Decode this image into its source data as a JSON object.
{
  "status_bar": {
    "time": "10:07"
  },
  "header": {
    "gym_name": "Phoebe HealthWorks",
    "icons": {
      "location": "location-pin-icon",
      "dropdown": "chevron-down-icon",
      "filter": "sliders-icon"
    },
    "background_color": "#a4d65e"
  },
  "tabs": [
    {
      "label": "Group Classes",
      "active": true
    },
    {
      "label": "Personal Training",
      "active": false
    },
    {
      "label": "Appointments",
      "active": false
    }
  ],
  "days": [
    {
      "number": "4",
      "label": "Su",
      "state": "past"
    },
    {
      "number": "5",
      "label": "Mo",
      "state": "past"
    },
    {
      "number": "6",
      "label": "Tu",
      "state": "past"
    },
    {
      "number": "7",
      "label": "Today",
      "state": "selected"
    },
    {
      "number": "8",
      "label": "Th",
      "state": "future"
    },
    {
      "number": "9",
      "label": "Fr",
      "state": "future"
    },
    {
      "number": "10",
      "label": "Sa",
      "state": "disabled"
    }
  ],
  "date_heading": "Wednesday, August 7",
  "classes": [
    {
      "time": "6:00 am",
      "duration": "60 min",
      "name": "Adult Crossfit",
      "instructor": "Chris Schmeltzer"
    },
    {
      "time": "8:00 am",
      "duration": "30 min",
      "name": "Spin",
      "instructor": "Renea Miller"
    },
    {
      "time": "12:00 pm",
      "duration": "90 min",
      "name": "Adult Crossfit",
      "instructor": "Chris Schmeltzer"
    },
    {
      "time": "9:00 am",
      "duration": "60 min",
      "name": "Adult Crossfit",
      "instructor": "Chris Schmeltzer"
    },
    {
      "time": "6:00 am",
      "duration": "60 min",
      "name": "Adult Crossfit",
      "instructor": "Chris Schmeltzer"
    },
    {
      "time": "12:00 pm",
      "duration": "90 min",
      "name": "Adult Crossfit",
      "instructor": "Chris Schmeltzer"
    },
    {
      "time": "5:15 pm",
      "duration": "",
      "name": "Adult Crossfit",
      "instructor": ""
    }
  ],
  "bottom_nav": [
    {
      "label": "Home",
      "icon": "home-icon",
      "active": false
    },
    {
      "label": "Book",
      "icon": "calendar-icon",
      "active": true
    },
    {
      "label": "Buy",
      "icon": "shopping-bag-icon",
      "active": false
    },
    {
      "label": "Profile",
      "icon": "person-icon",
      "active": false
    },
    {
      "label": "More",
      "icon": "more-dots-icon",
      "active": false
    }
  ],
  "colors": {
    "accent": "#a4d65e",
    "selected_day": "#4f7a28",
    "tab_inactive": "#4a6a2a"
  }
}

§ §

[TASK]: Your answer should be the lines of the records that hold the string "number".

[WRITTEN RESPONSE]:
      "number": "4",
      "number": "5",
      "number": "6",
      "number": "7",
      "number": "8",
      "number": "9",
      "number": "10",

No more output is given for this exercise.